Activity
Go through the entries and copy each one exactly. Leave none out.

__________________________________________________

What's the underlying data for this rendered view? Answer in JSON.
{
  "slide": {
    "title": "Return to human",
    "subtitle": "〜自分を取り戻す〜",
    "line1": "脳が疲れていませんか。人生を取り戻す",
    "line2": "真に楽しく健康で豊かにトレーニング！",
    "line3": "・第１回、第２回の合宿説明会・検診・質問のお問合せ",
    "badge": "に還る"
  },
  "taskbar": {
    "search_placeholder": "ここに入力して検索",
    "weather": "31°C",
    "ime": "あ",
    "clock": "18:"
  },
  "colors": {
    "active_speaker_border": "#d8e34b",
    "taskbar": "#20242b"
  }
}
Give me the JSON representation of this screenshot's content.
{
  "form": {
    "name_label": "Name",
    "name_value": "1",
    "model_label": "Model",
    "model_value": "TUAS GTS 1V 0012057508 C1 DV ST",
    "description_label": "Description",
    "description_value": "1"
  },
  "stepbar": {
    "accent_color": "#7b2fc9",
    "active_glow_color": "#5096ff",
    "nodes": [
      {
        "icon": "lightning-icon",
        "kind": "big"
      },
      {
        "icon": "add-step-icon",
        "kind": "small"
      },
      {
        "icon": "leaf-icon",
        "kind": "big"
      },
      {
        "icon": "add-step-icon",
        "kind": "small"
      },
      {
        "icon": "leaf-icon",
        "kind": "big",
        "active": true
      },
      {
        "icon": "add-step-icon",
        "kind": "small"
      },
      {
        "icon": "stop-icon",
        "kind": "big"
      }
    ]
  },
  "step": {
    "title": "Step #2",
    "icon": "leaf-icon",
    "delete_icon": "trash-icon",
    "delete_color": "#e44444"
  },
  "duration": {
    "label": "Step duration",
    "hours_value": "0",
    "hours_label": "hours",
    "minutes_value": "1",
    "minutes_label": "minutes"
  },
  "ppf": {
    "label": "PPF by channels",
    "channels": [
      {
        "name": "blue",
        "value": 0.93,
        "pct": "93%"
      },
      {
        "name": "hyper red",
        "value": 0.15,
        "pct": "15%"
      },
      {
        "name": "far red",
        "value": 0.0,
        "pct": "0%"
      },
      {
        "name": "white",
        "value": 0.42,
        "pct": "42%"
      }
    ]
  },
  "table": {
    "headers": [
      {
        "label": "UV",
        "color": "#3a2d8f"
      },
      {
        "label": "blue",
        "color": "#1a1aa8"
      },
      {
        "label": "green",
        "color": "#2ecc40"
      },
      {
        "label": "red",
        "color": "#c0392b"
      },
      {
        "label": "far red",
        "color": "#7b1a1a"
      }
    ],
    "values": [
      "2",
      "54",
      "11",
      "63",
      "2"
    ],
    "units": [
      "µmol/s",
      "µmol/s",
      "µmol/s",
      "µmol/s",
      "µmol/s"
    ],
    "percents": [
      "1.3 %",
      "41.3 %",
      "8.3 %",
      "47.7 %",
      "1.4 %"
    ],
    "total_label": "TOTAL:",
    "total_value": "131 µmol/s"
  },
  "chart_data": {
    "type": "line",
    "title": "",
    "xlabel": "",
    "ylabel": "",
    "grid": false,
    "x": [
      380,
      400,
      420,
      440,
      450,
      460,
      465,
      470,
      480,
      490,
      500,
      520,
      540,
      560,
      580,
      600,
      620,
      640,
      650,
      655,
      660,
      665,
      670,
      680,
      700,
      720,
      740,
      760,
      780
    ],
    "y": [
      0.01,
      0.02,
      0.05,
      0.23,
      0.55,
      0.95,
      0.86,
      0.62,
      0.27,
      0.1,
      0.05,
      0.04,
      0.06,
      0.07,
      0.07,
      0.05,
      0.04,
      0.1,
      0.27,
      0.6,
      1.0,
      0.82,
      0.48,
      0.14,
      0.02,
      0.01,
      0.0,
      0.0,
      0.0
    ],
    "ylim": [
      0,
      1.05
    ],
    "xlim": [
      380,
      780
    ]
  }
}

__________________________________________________

Solution to this problem
What's the underlying data for this rendered view? Answer in JSON.
{
  "slide": {
    "title": "Return to human",
    "subtitle": "〜自分を取り戻す〜",
    "line1": "脳が疲れていませんか。人生を取り戻す",
    "line2": "真に楽しく健康で豊かにトレーニング！",
    "line3": "・第１回、第２回の合宿説明会・検診・質問のお問合せ",
    "badge": "に還る"
  },
  "taskbar": {
    "search_placeholder": "ここに入力して検索",
    "weather": "31°C",
    "ime": "あ",
    "clock": "18:"
  },
  "colors": {
    "active_speaker_border": "#d8e34b",
    "taskbar": "#20242b"
  }
}
Give me the JSON representation of this screenshot's content.
{
  "form": {
    "name_label": "Name",
    "name_value": "1",
    "model_label": "Model",
    "model_value": "TUAS GTS 1V 0012057508 C1 DV ST",
    "description_label": "Description",
    "description_value": "1"
  },
  "stepbar": {
    "accent_color": "#7b2fc9",
    "active_glow_color": "#5096ff",
    "nodes": [
      {
        "icon": "lightning-icon",
        "kind": "big"
      },
      {
        "icon": "add-step-icon",
        "kind": "small"
      },
      {
        "icon": "leaf-icon",
        "kind": "big"
      },
      {
        "icon": "add-step-icon",
        "kind": "small"
      },
      {
        "icon": "leaf-icon",
        "kind": "big",
        "active": true
      },
      {
        "icon": "add-step-icon",
        "kind": "small"
      },
      {
        "icon": "stop-icon",
        "kind": "big"
      }
    ]
  },
  "step": {
    "title": "Step #2",
    "icon": "leaf-icon",
    "delete_icon": "trash-icon",
    "delete_color": "#e44444"
  },
  "duration": {
    "label": "Step duration",
    "hours_value": "0",
    "hours_label": "hours",
    "minutes_value": "1",
    "minutes_label": "minutes"
  },
  "ppf": {
    "label": "PPF by channels",
    "channels": [
      {
        "name": "blue",
        "value": 0.93,
        "pct": "93%"
      },
      {
        "name": "hyper red",
        "value": 0.15,
        "pct": "15%"
      },
      {
        "name": "far red",
        "value": 0.0,
        "pct": "0%"
      },
      {
        "name": "white",
        "value": 0.42,
        "pct": "42%"
      }
    ]
  },
  "table": {
    "headers": [
      {
        "label": "UV",
        "color": "#3a2d8f"
      },
      {
        "label": "blue",
        "color": "#1a1aa8"
      },
      {
        "label": "green",
        "color": "#2ecc40"
      },
      {
        "label": "red",
        "color": "#c0392b"
      },
      {
        "label": "far red",
        "color": "#7b1a1a"
      }
    ],
    "values": [
      "2",
      "54",
      "11",
      "63",
      "2"
    ],
    "units": [
      "µmol/s",
      "µmol/s",
      "µmol/s",
      "µmol/s",
      "µmol/s"
    ],
    "percents": [
      "1.3 %",
      "41.3 %",
      "8.3 %",
      "47.7 %",
      "1.4 %"
    ],
    "total_label": "TOTAL:",
    "total_value": "131 µmol/s"
  },
  "chart_data": {
    "type": "line",
    "title": "",
    "xlabel": "",
    "ylabel": "",
    "grid": false,
    "x": [
      380,
      400,
      420,
      440,
      450,
      460,
      465,
      470,
      480,
      490,
      500,
      520,
      540,
      560,
      580,
      600,
      620,
      640,
      650,
      655,
      660,
      665,
      670,
      680,
      700,
      720,
      740,
      760,
      780
    ],
    "y": [
      0.01,
      0.02,
      0.05,
      0.23,
      0.55,
      0.95,
      0.86,
      0.62,
      0.27,
      0.1,
      0.05,
      0.04,
      0.06,
      0.07,
      0.07,
      0.05,
      0.04,
      0.1,
      0.27,
      0.6,
      1.0,
      0.82,
      0.48,
      0.14,
      0.02,
      0.01,
      0.0,
      0.0,
      0.0
    ],
    "ylim": [
      0,
      1.05
    ],
    "xlim": [
      380,
      780
    ]
  }
}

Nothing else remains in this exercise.